> [Task prompt]: Return each entry precisely as it appears below.

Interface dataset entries
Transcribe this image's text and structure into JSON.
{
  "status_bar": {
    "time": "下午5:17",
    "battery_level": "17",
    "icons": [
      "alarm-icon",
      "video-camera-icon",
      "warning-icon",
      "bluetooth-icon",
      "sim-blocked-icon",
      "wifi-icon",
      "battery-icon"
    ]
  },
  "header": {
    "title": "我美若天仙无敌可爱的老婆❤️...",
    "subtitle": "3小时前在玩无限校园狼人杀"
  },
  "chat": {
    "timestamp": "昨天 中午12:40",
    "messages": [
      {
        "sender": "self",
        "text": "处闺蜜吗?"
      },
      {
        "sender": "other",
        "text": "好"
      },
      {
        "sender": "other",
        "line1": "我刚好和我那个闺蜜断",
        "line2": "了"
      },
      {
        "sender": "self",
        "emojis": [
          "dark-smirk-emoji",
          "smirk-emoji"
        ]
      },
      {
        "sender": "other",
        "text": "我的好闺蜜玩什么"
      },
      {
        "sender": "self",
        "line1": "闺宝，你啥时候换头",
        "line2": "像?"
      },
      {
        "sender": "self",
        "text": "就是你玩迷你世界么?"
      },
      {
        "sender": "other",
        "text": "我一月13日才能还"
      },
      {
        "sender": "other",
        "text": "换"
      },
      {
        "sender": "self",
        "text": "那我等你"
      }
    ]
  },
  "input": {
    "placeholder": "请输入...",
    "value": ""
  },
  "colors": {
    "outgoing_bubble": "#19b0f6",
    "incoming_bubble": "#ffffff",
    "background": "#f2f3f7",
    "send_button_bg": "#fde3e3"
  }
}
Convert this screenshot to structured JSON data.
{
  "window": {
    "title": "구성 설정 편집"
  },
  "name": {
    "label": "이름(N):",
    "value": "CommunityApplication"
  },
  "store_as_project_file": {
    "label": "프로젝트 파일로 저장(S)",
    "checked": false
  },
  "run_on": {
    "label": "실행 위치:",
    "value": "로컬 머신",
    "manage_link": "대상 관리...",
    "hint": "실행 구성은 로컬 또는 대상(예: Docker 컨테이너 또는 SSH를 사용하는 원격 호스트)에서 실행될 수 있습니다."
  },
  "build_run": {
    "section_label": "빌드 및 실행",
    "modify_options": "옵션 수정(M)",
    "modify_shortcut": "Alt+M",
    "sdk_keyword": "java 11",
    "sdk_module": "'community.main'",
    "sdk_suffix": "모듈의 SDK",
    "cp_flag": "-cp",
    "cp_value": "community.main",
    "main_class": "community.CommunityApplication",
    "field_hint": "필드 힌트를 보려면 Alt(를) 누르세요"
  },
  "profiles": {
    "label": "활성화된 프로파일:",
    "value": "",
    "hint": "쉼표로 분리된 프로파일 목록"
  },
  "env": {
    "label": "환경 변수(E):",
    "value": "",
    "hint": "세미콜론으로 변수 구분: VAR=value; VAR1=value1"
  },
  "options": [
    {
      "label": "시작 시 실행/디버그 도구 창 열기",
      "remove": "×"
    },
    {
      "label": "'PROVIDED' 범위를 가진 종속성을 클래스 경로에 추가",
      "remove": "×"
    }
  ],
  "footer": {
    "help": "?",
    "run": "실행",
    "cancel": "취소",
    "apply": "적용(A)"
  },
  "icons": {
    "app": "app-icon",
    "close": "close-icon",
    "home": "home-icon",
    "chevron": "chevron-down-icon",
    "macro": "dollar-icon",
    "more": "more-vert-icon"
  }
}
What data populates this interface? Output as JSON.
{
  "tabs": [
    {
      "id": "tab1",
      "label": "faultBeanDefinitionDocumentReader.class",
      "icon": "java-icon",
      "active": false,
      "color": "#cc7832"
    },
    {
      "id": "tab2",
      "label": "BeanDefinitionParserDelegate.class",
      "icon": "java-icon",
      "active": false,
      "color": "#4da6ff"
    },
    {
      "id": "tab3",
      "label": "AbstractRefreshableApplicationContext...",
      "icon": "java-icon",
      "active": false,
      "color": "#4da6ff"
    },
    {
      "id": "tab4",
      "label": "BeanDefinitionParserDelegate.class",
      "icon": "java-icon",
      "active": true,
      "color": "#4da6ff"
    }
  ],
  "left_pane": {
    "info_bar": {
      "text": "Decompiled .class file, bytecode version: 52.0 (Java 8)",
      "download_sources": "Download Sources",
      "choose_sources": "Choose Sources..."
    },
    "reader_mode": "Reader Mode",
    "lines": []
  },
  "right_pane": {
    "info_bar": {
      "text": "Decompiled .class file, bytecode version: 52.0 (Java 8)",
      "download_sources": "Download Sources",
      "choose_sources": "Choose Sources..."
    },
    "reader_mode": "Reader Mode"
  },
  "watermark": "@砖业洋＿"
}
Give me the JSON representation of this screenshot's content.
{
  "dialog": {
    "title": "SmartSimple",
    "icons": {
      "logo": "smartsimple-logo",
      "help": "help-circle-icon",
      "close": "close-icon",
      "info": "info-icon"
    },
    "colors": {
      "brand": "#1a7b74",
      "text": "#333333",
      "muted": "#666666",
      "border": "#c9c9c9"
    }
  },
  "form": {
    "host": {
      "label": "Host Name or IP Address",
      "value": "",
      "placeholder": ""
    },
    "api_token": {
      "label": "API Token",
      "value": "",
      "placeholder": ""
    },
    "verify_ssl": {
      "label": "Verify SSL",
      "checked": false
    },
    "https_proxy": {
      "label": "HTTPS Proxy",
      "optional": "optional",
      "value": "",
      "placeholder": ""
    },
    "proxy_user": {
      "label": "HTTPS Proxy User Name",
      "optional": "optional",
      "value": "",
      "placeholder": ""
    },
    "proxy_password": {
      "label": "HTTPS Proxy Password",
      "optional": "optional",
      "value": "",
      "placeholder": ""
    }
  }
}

> [Exercise output]:
Transcribe this image's text and structure into JSON.
{
  "status_bar": {
    "time": "下午5:17",
    "battery_level": "17",
    "icons": [
      "alarm-icon",
      "video-camera-icon",
      "warning-icon",
      "bluetooth-icon",
      "sim-blocked-icon",
      "wifi-icon",
      "battery-icon"
    ]
  },
  "header": {
    "title": "我美若天仙无敌可爱的老婆❤️...",
    "subtitle": "3小时前在玩无限校园狼人杀"
  },
  "chat": {
    "timestamp": "昨天 中午12:40",
    "messages": [
      {
        "sender": "self",
        "text": "处闺蜜吗?"
      },
      {
        "sender": "other",
        "text": "好"
      },
      {
        "sender": "other",
        "line1": "我刚好和我那个闺蜜断",
        "line2": "了"
      },
      {
        "sender": "self",
        "emojis": [
          "dark-smirk-emoji",
          "smirk-emoji"
        ]
      },
      {
        "sender": "other",
        "text": "我的好闺蜜玩什么"
      },
      {
        "sender": "self",
        "line1": "闺宝，你啥时候换头",
        "line2": "像?"
      },
      {
        "sender": "self",
        "text": "就是你玩迷你世界么?"
      },
      {
        "sender": "other",
        "text": "我一月13日才能还"
      },
      {
        "sender": "other",
        "text": "换"
      },
      {
        "sender": "self",
        "text": "那我等你"
      }
    ]
  },
  "input": {
    "placeholder": "请输入...",
    "value": ""
  },
  "colors": {
    "outgoing_bubble": "#19b0f6",
    "incoming_bubble": "#ffffff",
    "background": "#f2f3f7",
    "send_button_bg": "#fde3e3"
  }
}
Convert this screenshot to structured JSON data.
{
  "window": {
    "title": "구성 설정 편집"
  },
  "name": {
    "label": "이름(N):",
    "value": "CommunityApplication"
  },
  "store_as_project_file": {
    "label": "프로젝트 파일로 저장(S)",
    "checked": false
  },
  "run_on": {
    "label": "실행 위치:",
    "value": "로컬 머신",
    "manage_link": "대상 관리...",
    "hint": "실행 구성은 로컬 또는 대상(예: Docker 컨테이너 또는 SSH를 사용하는 원격 호스트)에서 실행될 수 있습니다."
  },
  "build_run": {
    "section_label": "빌드 및 실행",
    "modify_options": "옵션 수정(M)",
    "modify_shortcut": "Alt+M",
    "sdk_keyword": "java 11",
    "sdk_module": "'community.main'",
    "sdk_suffix": "모듈의 SDK",
    "cp_flag": "-cp",
    "cp_value": "community.main",
    "main_class": "community.CommunityApplication",
    "field_hint": "필드 힌트를 보려면 Alt(를) 누르세요"
  },
  "profiles": {
    "label": "활성화된 프로파일:",
    "value": "",
    "hint": "쉼표로 분리된 프로파일 목록"
  },
  "env": {
    "label": "환경 변수(E):",
    "value": "",
    "hint": "세미콜론으로 변수 구분: VAR=value; VAR1=value1"
  },
  "options": [
    {
      "label": "시작 시 실행/디버그 도구 창 열기",
      "remove": "×"
    },
    {
      "label": "'PROVIDED' 범위를 가진 종속성을 클래스 경로에 추가",
      "remove": "×"
    }
  ],
  "footer": {
    "help": "?",
    "run": "실행",
    "cancel": "취소",
    "apply": "적용(A)"
  },
  "icons": {
    "app": "app-icon",
    "close": "close-icon",
    "home": "home-icon",
    "chevron": "chevron-down-icon",
    "macro": "dollar-icon",
    "more": "more-vert-icon"
  }
}
What data populates this interface? Output as JSON.
{
  "tabs": [
    {
      "id": "tab1",
      "label": "faultBeanDefinitionDocumentReader.class",
      "icon": "java-icon",
      "active": false,
      "color": "#cc7832"
    },
    {
      "id": "tab2",
      "label": "BeanDefinitionParserDelegate.class",
      "icon": "java-icon",
      "active": false,
      "color": "#4da6ff"
    },
    {
      "id": "tab3",
      "label": "AbstractRefreshableApplicationContext...",
      "icon": "java-icon",
      "active": false,
      "color": "#4da6ff"
    },
    {
      "id": "tab4",
      "label": "BeanDefinitionParserDelegate.class",
      "icon": "java-icon",
      "active": true,
      "color": "#4da6ff"
    }
  ],
  "left_pane": {
    "info_bar": {
      "text": "Decompiled .class file, bytecode version: 52.0 (Java 8)",
      "download_sources": "Download Sources",
      "choose_sources": "Choose Sources..."
    },
    "reader_mode": "Reader Mode",
    "lines": []
  },
  "right_pane": {
    "info_bar": {
      "text": "Decompiled .class file, bytecode version: 52.0 (Java 8)",
      "download_sources": "Download Sources",
      "choose_sources": "Choose Sources..."
    },
    "reader_mode": "Reader Mode"
  },
  "watermark": "@砖业洋＿"
}
Give me the JSON representation of this screenshot's content.
{
  "dialog": {
    "title": "SmartSimple",
    "icons": {
      "logo": "smartsimple-logo",
      "help": "help-circle-icon",
      "close": "close-icon",
      "info": "info-icon"
    },
    "colors": {
      "brand": "#1a7b74",
      "text": "#333333",
      "muted": "#666666",
      "border": "#c9c9c9"
    }
  },
  "form": {
    "host": {
      "label": "Host Name or IP Address",
      "value": "",
      "placeholder": ""
    },
    "api_token": {
      "label": "API Token",
      "value": "",
      "placeholder": ""
    },
    "verify_ssl": {
      "label": "Verify SSL",
      "checked": false
    },
    "https_proxy": {
      "label": "HTTPS Proxy",
      "optional": "optional",
      "value": "",
      "placeholder": ""
    },
    "proxy_user": {
      "label": "HTTPS Proxy User Name",
      "optional": "optional",
      "value": "",
      "placeholder": ""
    },
    "proxy_password": {
      "label": "HTTPS Proxy Password",
      "optional": "optional",
      "value": "",
      "placeholder": ""
    }
  }
}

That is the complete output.